Sustainability reporting is often viewed as a deliberate action by companies with management deciding on what and what not to report. However, reporting practices may be shaped not only by company management but also by the institutional environment in which the company is located.
Multinational organizations face pressures both internationally as well as in their home countries on the issue of climate change reporting. In this article, rather than considering climate change reporting only from the point of view of the local firm, hypotheses are developed based on institutional theory, to determine whether the institutional environment in which multinational companies operate is important in terms of the quality and quantity of climate change reporting in the oil and gas industry.
A recent study published in the Journal of Business Ethics shows that the overall quality of Greenhouse Gas (GHG) reporting by the oil and gas industry is poor and lagging behind when compared to best practice reporting requirements. In this article, Professor Breeda Comyns of Kedge Business School also finds that regulation under the EU Emissions Trading Scheme (EU ETS) and reporting according to the Global Reporting Initiative (GRI) guidelines lead to better quality and more extensive reporting. Although generally adopting proactive climate change strategies, European companies do not have superior GHG reporting practices. Moreover, corporate media visibility does not impact GHG reporting practices, which may be a reflection of the obscure portrayal of climate change in the print media or the fact that coverage is generally positive.
The article explains how the quality and quantity of reporting by companies on climate change can be influenced by the institutional environment. It also shows that although climate change is a pressing issue, companies in the oil and gas industry generally continue to produce poor quality reports despite the fact that the quantity of information reported has increased. Surprisingly, unlike other environmental issues, media visibility around climate change does not impact the quality of reporting by companies.
The results are interesting because they highlight the fact that climate change reporting by oil and gas companies, who have a major impact on this global problem, is of poor quality. The results also show that although reporting is a deliberate action by companies, the quality and quantity of reporting is determined by the particular institutional environment, namely multinational companies. In this context, companies mimic the behavior of their peers so that the quality and quantity of reporting on climate change in the industry sector is likely to converge over time. In this way reporting is driven by global rather than local pressures.
The implications of this study are to highlight to companies and stakeholders that corporate reporting practices around the climate change issue are poor and need to improve. The results may be useful to inform policy makers showing that global standards and transnational regulations improve the GHG reporting practices of multinational companies.

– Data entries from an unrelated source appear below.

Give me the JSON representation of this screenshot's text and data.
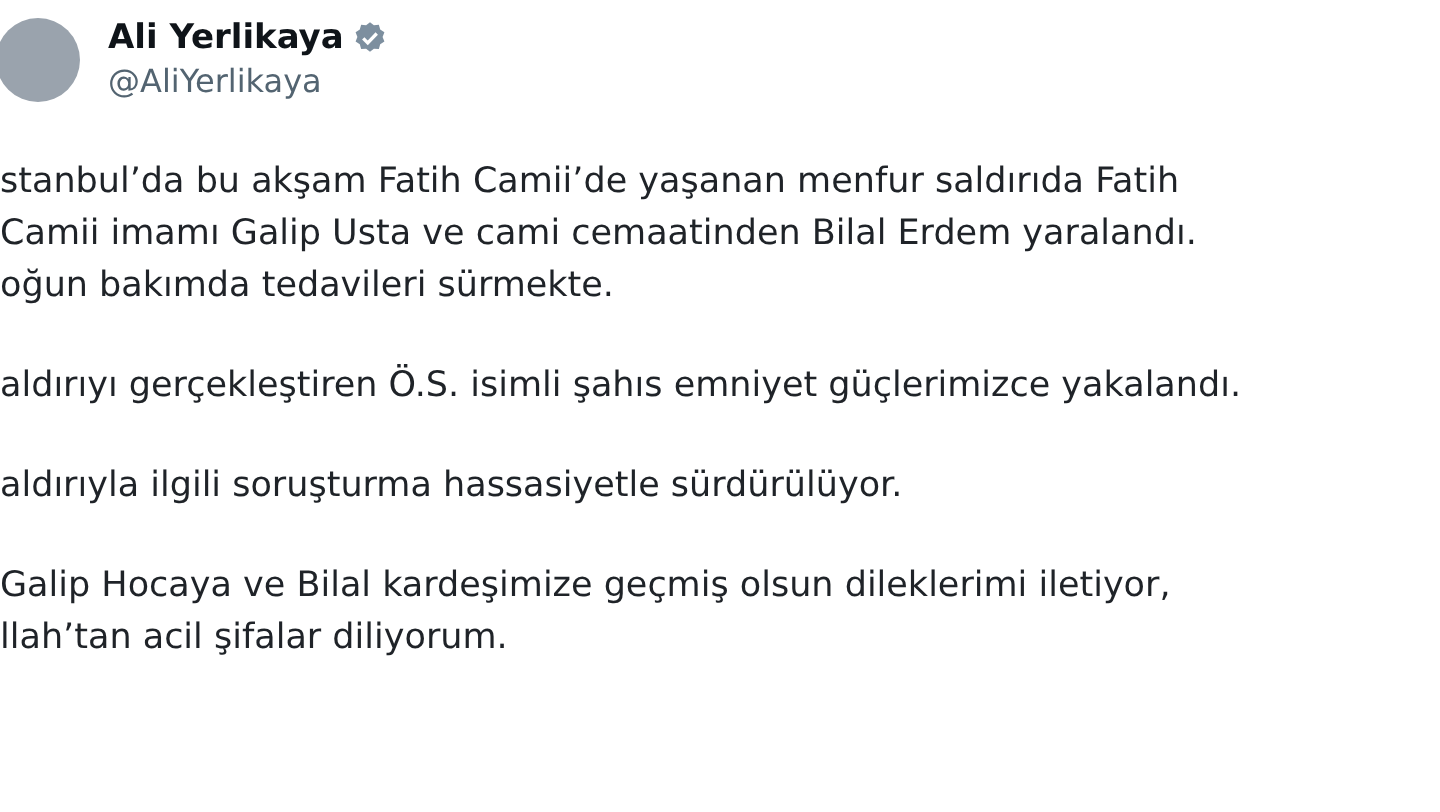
{
  "author": {
    "name": "Ali Yerlikaya",
    "handle": "@AliYerlikaya",
    "verified": true
  },
  "paragraphs": [
    {
      "lines": [
        "stanbul’da bu akşam Fatih Camii’de yaşanan menfur saldırıda Fatih",
        "Camii imamı Galip Usta ve cami cemaatinden Bilal Erdem yaralandı.",
        "oğun bakımda tedavileri sürmekte."
      ]
    },
    {
      "lines": [
        "aldırıyı gerçekleştiren Ö.S. isimli şahıs emniyet güçlerimizce yakalandı."
      ]
    },
    {
      "lines": [
        "aldırıyla ilgili soruşturma hassasiyetle sürdürülüyor."
      ]
    },
    {
      "lines": [
        "Galip Hocaya ve Bilal kardeşimize geçmiş olsun dileklerimi iletiyor,",
        "llah’tan acil şifalar diliyorum."
      ]
    }
  ]
}
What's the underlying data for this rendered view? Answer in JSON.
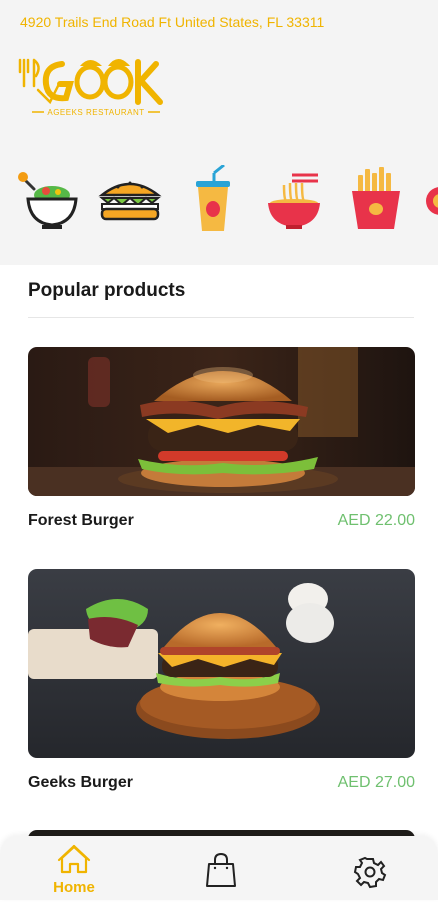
{
  "header": {
    "address": "4920 Trails End Road Ft United States, FL 33311",
    "logo_text": "GEEKS",
    "logo_subtitle": "AGEEKS RESTAURANT"
  },
  "categories": [
    {
      "icon": "salad-bowl-icon"
    },
    {
      "icon": "sandwich-icon"
    },
    {
      "icon": "drink-cup-icon"
    },
    {
      "icon": "noodles-bowl-icon"
    },
    {
      "icon": "french-fries-icon"
    },
    {
      "icon": "more-category-icon"
    }
  ],
  "section": {
    "title": "Popular products"
  },
  "products": [
    {
      "name": "Forest Burger",
      "price": "AED 22.00",
      "image": "burger-photo"
    },
    {
      "name": "Geeks Burger",
      "price": "AED 27.00",
      "image": "burger-photo"
    }
  ],
  "nav": {
    "items": [
      {
        "label": "Home",
        "icon": "home-icon",
        "active": true
      },
      {
        "label": "",
        "icon": "shopping-bag-icon",
        "active": false
      },
      {
        "label": "",
        "icon": "settings-gear-icon",
        "active": false
      }
    ]
  },
  "colors": {
    "accent": "#f0b400",
    "price": "#6fc06f",
    "header_bg": "#f4f4f4"
  }
}
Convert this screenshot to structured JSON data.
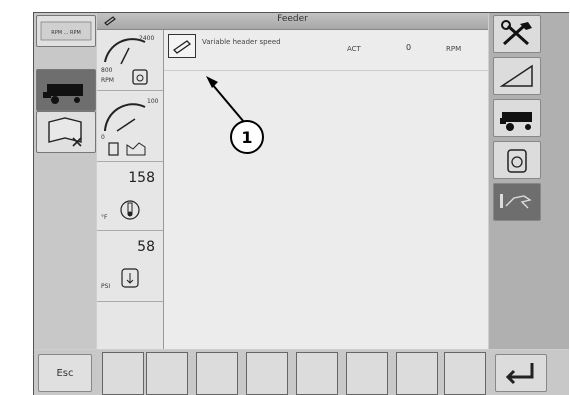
{
  "header": {
    "title": "Feeder"
  },
  "left_panel": {
    "top_button_label": "RPM ... RPM"
  },
  "gauges": [
    {
      "id": "engine-rpm",
      "max_label": "2400",
      "min_label": "800",
      "unit": "RPM"
    },
    {
      "id": "fuel-def-level",
      "max_label": "100",
      "min_label": "0"
    },
    {
      "id": "coolant-temp",
      "value": "158",
      "unit": "°F"
    },
    {
      "id": "oil-pressure",
      "value": "58",
      "unit": "PSI"
    }
  ],
  "main": {
    "row": {
      "label": "Variable header speed",
      "state": "ACT",
      "value": "0",
      "unit": "RPM"
    }
  },
  "callout": {
    "number": "1"
  },
  "bottom": {
    "esc_label": "Esc"
  }
}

Comyns, B (2016). 'Determinants of GHG Reporting: An Analysis of Global Oil and Gas Companies.’ Journal of Business Ethics, Volume 136, Issue 2, 249-369.